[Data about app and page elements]
= Beginning of Section =

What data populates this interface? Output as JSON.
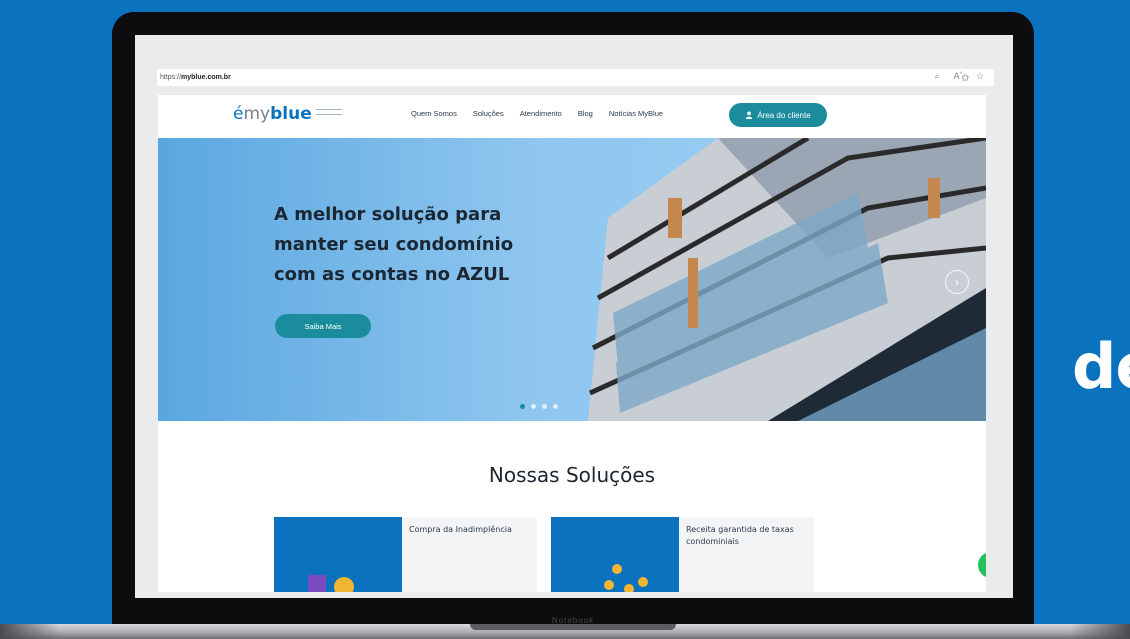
{
  "browser": {
    "url_prefix": "https://",
    "url_domain": "myblue.com.br"
  },
  "logo": {
    "mark": "é",
    "my": "my",
    "blue": "blue"
  },
  "nav": {
    "items": [
      "Quem Somos",
      "Soluções",
      "Atendimento",
      "Blog",
      "Notícias MyBlue"
    ],
    "client_button": "Área do cliente"
  },
  "hero": {
    "title_lines": [
      "A melhor solução para",
      "manter seu condomínio",
      "com as contas no AZUL"
    ],
    "button": "Saiba Mais",
    "slide_count": 4,
    "active_slide": 1
  },
  "solutions": {
    "title": "Nossas Soluções",
    "cards": [
      {
        "label": "Compra da Inadimplência"
      },
      {
        "label": "Receita garantida de taxas condominiais"
      }
    ]
  },
  "laptop": {
    "label": "Notebook"
  },
  "side_text": "de",
  "colors": {
    "background": "#0a72bf",
    "accent": "#1a8c9c",
    "brand": "#0a72bf"
  }
}
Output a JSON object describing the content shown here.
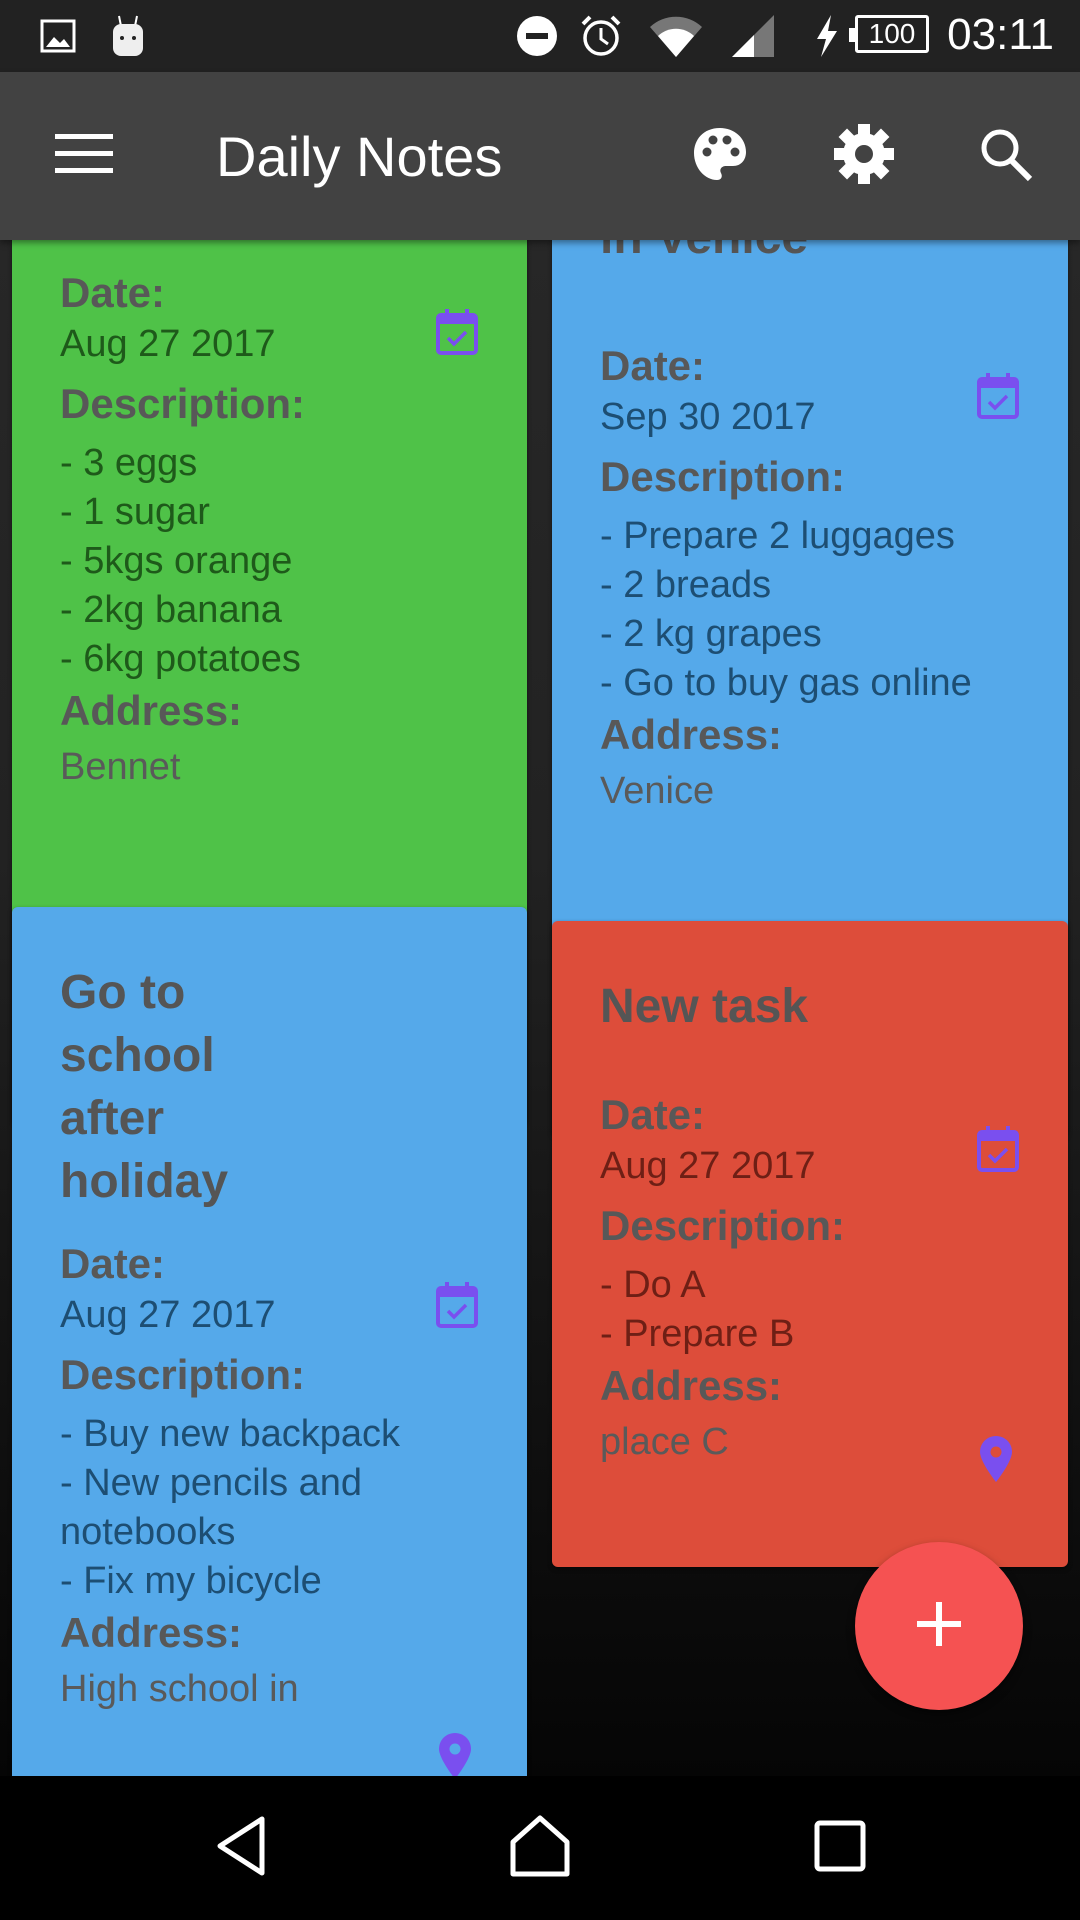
{
  "status_bar": {
    "time": "03:11",
    "battery_level": "100",
    "left_icons": [
      "gallery-notification-icon",
      "android-notification-icon"
    ],
    "right_icons": [
      "do-not-disturb-icon",
      "alarm-icon",
      "wifi-icon",
      "cell-signal-icon",
      "charging-icon",
      "battery-icon"
    ]
  },
  "app_bar": {
    "title": "Daily Notes",
    "actions": [
      "menu-icon",
      "palette-icon",
      "settings-icon",
      "search-icon"
    ]
  },
  "labels": {
    "date": "Date:",
    "description": "Description:",
    "address": "Address:"
  },
  "notes": [
    {
      "color": "#4fc248",
      "title": "",
      "date": "Aug 27 2017",
      "description": [
        "- 3 eggs",
        "- 1 sugar",
        "- 5kgs orange",
        "- 2kg banana",
        "- 6kg potatoes"
      ],
      "address": "Bennet"
    },
    {
      "color": "#55a9ea",
      "title": "in Venice",
      "date": "Sep 30 2017",
      "description": [
        "- Prepare 2 luggages",
        "- 2 breads",
        "- 2 kg grapes",
        "- Go to buy gas online"
      ],
      "address": "Venice"
    },
    {
      "color": "#55a9ea",
      "title": "Go to school after holiday",
      "date": "Aug 27 2017",
      "description": [
        "- Buy new backpack",
        "- New pencils and notebooks",
        "- Fix my bicycle"
      ],
      "address": "High school in"
    },
    {
      "color": "#dd4d3a",
      "title": "New task",
      "date": "Aug 27 2017",
      "description": [
        "- Do A",
        "- Prepare B"
      ],
      "address": "place C"
    }
  ],
  "fab": {
    "label": "+",
    "accent": "#f55252"
  },
  "icon_accent": "#7a4fef",
  "nav_bar": [
    "back",
    "home",
    "recents"
  ]
}
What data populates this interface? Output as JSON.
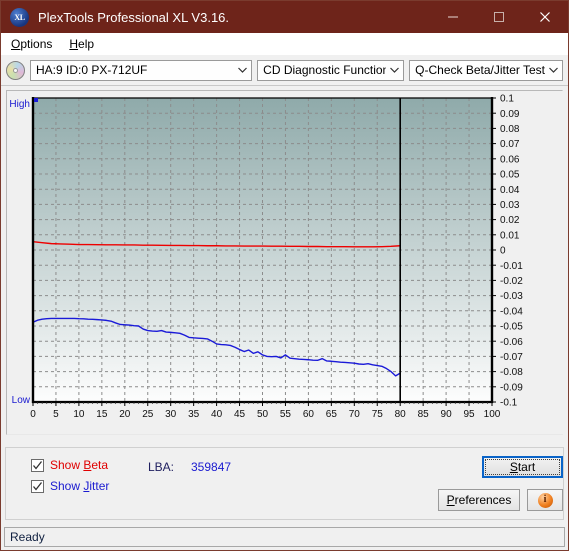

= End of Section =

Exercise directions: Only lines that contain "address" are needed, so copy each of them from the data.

Answer box:
    "address": "Address:"
      "address": "Bennet"
      "address": "Venice"
      "address": "High school in"
      "address": "place C"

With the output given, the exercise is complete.